Hey nope-1104, that's not fair. It's different this time!!

BLOTTO's picture

LULULEMON

.

Great 'track pants' - for $250.lol

 

 

fijisailor's picture

OK.  I'm patiently waiting to buy a shitload at $18.

AllThatGlitters's picture

With all this demand, the price tanks and you can still buy silver for less than a $0.50 - $0.99 over spot.

Is this going to snap back soon? Live spot getting cheaper by the minute: http://www.pmbull.com/silver-price/

AllThatGlitters's picture

Lest you think I'm whining, I love it when the chart looks like the link above.  

It's the best time to buy.

The fact that dealers are selling cheap with free shipping makes it that much better.

fijisailor's picture

I'm a patient person.  Let's see where this goes

WmMcK's picture

+1 - But I'm not that patient -- below $26 (or GSR > 57.4) my truck and boat get backed up.

EscapeKey's picture

'Fair' is a made-up word.

But you're probably referring to fair from the perspective of the Ricardian Labour theory of value - which is at best questionable, as an item has the worth man is willing to pay for it, not what it costs to manufacture.

MillionDollarBonus_'s picture

"an item has the worth man is willing to pay for it, not what it costs to manufacture"

But if the market value is four times mining costs, then miners will flood the market with supply. Sadly, we're already starting to see this happen in silver. This avalanche in new supply is going to knock most feeble silverbugs off their toes so fast they won't even know what hit them.

francis_sawyer's picture

<== Facebook hits $18 first [& they do a reverse split]

<== Ag hits $18 first

AllThatGlitters's picture

Silver was $18 once, before Facebook was a public company, so I choose Silver.

EscapeKey's picture

so given your arguments, an iphone 5 is really supposed to sell for $150, because that's what it costs to put together, right?

Temporalist's picture
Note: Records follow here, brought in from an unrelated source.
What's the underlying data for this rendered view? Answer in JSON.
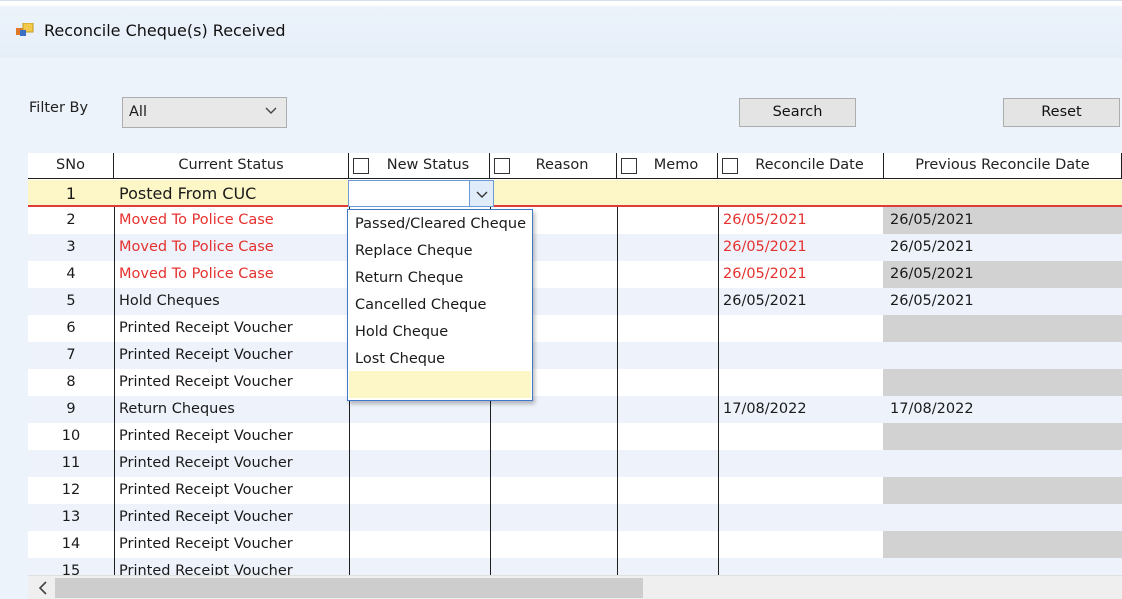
{
  "window": {
    "title": "Reconcile Cheque(s) Received",
    "icon": "window-app-icon"
  },
  "filter": {
    "label": "Filter By",
    "value": "All"
  },
  "buttons": {
    "search": "Search",
    "reset": "Reset"
  },
  "columns": {
    "sno": "SNo",
    "current_status": "Current Status",
    "new_status": "New Status",
    "reason": "Reason",
    "memo": "Memo",
    "reconcile_date": "Reconcile Date",
    "previous_reconcile_date": "Previous Reconcile Date"
  },
  "rows": [
    {
      "sno": "1",
      "status": "Posted From CUC",
      "reconcile": "",
      "previous": ""
    },
    {
      "sno": "2",
      "status": "Moved To Police Case",
      "reconcile": "26/05/2021",
      "previous": "26/05/2021"
    },
    {
      "sno": "3",
      "status": "Moved To Police Case",
      "reconcile": "26/05/2021",
      "previous": "26/05/2021"
    },
    {
      "sno": "4",
      "status": "Moved To Police Case",
      "reconcile": "26/05/2021",
      "previous": "26/05/2021"
    },
    {
      "sno": "5",
      "status": "Hold Cheques",
      "reconcile": "26/05/2021",
      "previous": "26/05/2021"
    },
    {
      "sno": "6",
      "status": "Printed Receipt Voucher",
      "reconcile": "",
      "previous": ""
    },
    {
      "sno": "7",
      "status": "Printed Receipt Voucher",
      "reconcile": "",
      "previous": ""
    },
    {
      "sno": "8",
      "status": "Printed Receipt Voucher",
      "reconcile": "",
      "previous": ""
    },
    {
      "sno": "9",
      "status": "Return Cheques",
      "reconcile": "17/08/2022",
      "previous": "17/08/2022"
    },
    {
      "sno": "10",
      "status": "Printed Receipt Voucher",
      "reconcile": "",
      "previous": ""
    },
    {
      "sno": "11",
      "status": "Printed Receipt Voucher",
      "reconcile": "",
      "previous": ""
    },
    {
      "sno": "12",
      "status": "Printed Receipt Voucher",
      "reconcile": "",
      "previous": ""
    },
    {
      "sno": "13",
      "status": "Printed Receipt Voucher",
      "reconcile": "",
      "previous": ""
    },
    {
      "sno": "14",
      "status": "Printed Receipt Voucher",
      "reconcile": "",
      "previous": ""
    },
    {
      "sno": "15",
      "status": "Printed Receipt Voucher",
      "reconcile": "",
      "previous": ""
    }
  ],
  "dropdown_options": [
    "Passed/Cleared Cheque",
    "Replace Cheque",
    "Return Cheque",
    "Cancelled Cheque",
    "Hold Cheque",
    "Lost Cheque",
    ""
  ],
  "colors": {
    "warning_text": "#e5312f",
    "selected_row": "#fdf6c7",
    "focus_border": "#3e7ac8"
  }
}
EK the trolls have been in hiding for a long time on ZH but that is the same argument that other trolls have made on ZH.  I always use designer clothing as the counter argument because everyone knows someone that paid $50 for a t-shirt or $150 for sneakers or $100 for jeans that cost fractions to produce.  It seems nobody has a problem with companies that are selling products for 20x, 30x, 100x what they cost to manufacture except for miners apparently.

 

Incidentally the gold miners just updated their cost per ounce:

For Barrick and Goldcorp

"The new measure averaged $941 an ounce between the two companies in the fourth quarter. That’s 50 percent higher than the $626 average so-called cash cost they disclosed in the preceding three months."

"The average cash cost of 10 of the biggest gold miners was $694 an ounce in the third quarter, 49 percent higher than in the same period two years earlier, according to data compiled by Bloomberg. The average gold price rose 35 percent in the same comparison."

http://www.bloomberg.com/news/2013-02-27/gold-miners-come-clean-on-costs...

James_Cole's picture

"The average cash cost of 10 of the biggest gold miners was $694 an ounce in the third quarter, 49 percent higher than in the same period two years earlier, according to data compiled by Bloomberg. The average gold price rose 35 percent in the same comparison."

This is because they are mining lower grade deposits, as the price of gold goes up projects which were unthinkable a decade ago have been finally coming online.

If you look at projects 5 years out, the only ones that have any level of interest are the ones with cash costs of ~$500 and proper infrastructure ready to go.

Bay of Pigs's picture

Quit talking out of your ass. Production costs have been skyrocketing across the board for the miners.